■ **About this task**
In the data below, locate each line with the word "name" and list it.

•••

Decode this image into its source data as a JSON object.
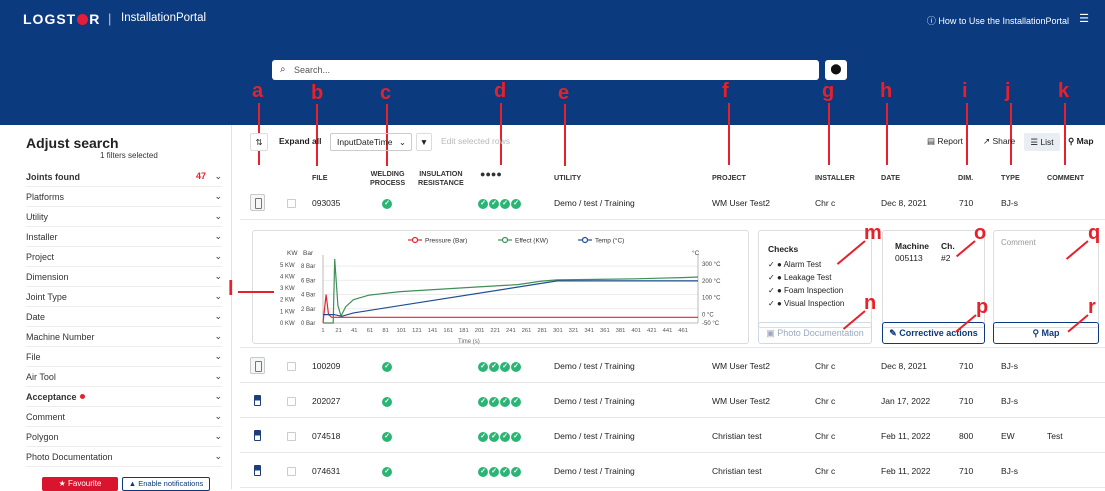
{
  "header": {
    "logo": "LOGSTOR",
    "logo_a": "LOGST",
    "logo_b": "R",
    "separator": "|",
    "portal": "InstallationPortal",
    "howto": "How to Use the InstallationPortal",
    "search_placeholder": "Search..."
  },
  "sidebar": {
    "title": "Adjust search",
    "filters_selected": "1 filters selected",
    "joints_found_label": "Joints found",
    "joints_found_count": "47",
    "items": [
      "Platforms",
      "Utility",
      "Installer",
      "Project",
      "Dimension",
      "Joint Type",
      "Date",
      "Machine Number",
      "File",
      "Air Tool",
      "Acceptance",
      "Comment",
      "Polygon",
      "Photo Documentation"
    ],
    "favourite": "Favourite",
    "notifications": "Enable notifications"
  },
  "toolbar": {
    "expand_all": "Expand all",
    "sort_value": "InputDateTime",
    "edit_rows": "Edit selected rows",
    "report": "Report",
    "share": "Share",
    "list": "List",
    "map": "Map"
  },
  "columns": {
    "file": "FILE",
    "welding": [
      "WELDING",
      "PROCESS"
    ],
    "insulation": [
      "INSULATION",
      "RESISTANCE"
    ],
    "utility": "UTILITY",
    "project": "PROJECT",
    "installer": "INSTALLER",
    "date": "DATE",
    "dim": "DIM.",
    "type": "TYPE",
    "comment": "COMMENT"
  },
  "rows": [
    {
      "file": "093035",
      "utility": "Demo / test / Training",
      "project": "WM User Test2",
      "installer": "Chr c",
      "date": "Dec 8, 2021",
      "dim": "710",
      "type": "BJ-s",
      "comment": ""
    },
    {
      "file": "100209",
      "utility": "Demo / test / Training",
      "project": "WM User Test2",
      "installer": "Chr c",
      "date": "Dec 8, 2021",
      "dim": "710",
      "type": "BJ-s",
      "comment": ""
    },
    {
      "file": "202027",
      "utility": "Demo / test / Training",
      "project": "WM User Test2",
      "installer": "Chr c",
      "date": "Jan 17, 2022",
      "dim": "710",
      "type": "BJ-s",
      "comment": ""
    },
    {
      "file": "074518",
      "utility": "Demo / test / Training",
      "project": "Christian test",
      "installer": "Chr c",
      "date": "Feb 11, 2022",
      "dim": "800",
      "type": "EW",
      "comment": "Test"
    },
    {
      "file": "074631",
      "utility": "Demo / test / Training",
      "project": "Christian test",
      "installer": "Chr c",
      "date": "Feb 11, 2022",
      "dim": "710",
      "type": "BJ-s",
      "comment": ""
    }
  ],
  "detail": {
    "checks_title": "Checks",
    "checks": [
      "Alarm Test",
      "Leakage Test",
      "Foam Inspection",
      "Visual Inspection"
    ],
    "machine_label": "Machine",
    "machine_value": "005113",
    "ch_label": "Ch.",
    "ch_value": "#2",
    "comment_placeholder": "Comment",
    "photo_btn": "Photo Documentation",
    "corrective_btn": "Corrective actions",
    "map_btn": "Map"
  },
  "annotations": [
    "a",
    "b",
    "c",
    "d",
    "e",
    "f",
    "g",
    "h",
    "i",
    "j",
    "k",
    "l",
    "m",
    "n",
    "o",
    "p",
    "q",
    "r"
  ],
  "colors": {
    "header": "#0b3a7e",
    "accent_red": "#e8202a",
    "ok_green": "#2bb574",
    "pressure": "#e3262e",
    "effect": "#3f8f57",
    "temp": "#1d4f8f"
  },
  "chart_data": {
    "type": "line",
    "legend": [
      "Pressure (Bar)",
      "Effect (KW)",
      "Temp (°C)"
    ],
    "left_axis_kw": [
      "5 KW",
      "4 KW",
      "3 KW",
      "2 KW",
      "1 KW",
      "0 KW"
    ],
    "left_axis_bar": [
      "8 Bar",
      "6 Bar",
      "4 Bar",
      "2 Bar",
      "0 Bar"
    ],
    "right_axis": [
      "300 °C",
      "200 °C",
      "100 °C",
      "0 °C",
      "-50 °C"
    ],
    "axis_titles": {
      "kw": "KW",
      "bar": "Bar",
      "c": "°C",
      "x": "Time (s)"
    },
    "x_ticks": [
      "1",
      "21",
      "41",
      "61",
      "81",
      "101",
      "121",
      "141",
      "161",
      "181",
      "201",
      "221",
      "241",
      "261",
      "281",
      "301",
      "321",
      "341",
      "361",
      "381",
      "401",
      "421",
      "441",
      "461"
    ],
    "xlim": [
      1,
      480
    ],
    "series": [
      {
        "name": "Pressure (Bar)",
        "axis": "bar",
        "x": [
          1,
          5,
          8,
          12,
          20,
          480
        ],
        "y": [
          0,
          4,
          1.2,
          0.8,
          0.8,
          0.8
        ]
      },
      {
        "name": "Effect (KW)",
        "axis": "kw",
        "x": [
          1,
          14,
          16,
          20,
          24,
          30,
          40,
          60,
          100,
          200,
          250,
          280,
          300,
          350,
          400,
          430,
          460,
          480
        ],
        "y": [
          0,
          0,
          5.5,
          1.5,
          0.6,
          1.4,
          2.0,
          2.4,
          2.7,
          3.1,
          3.3,
          3.6,
          3.7,
          3.75,
          3.8,
          3.85,
          3.9,
          3.95
        ]
      },
      {
        "name": "Temp (°C)",
        "axis": "c",
        "x": [
          1,
          15,
          25,
          40,
          300,
          480
        ],
        "y": [
          0,
          0,
          -10,
          10,
          200,
          200
        ]
      }
    ]
  }
}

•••

■ **Answer to this exercise**
        "name": "Pressure (Bar)",
        "name": "Effect (KW)",
        "name": "Temp (°C)",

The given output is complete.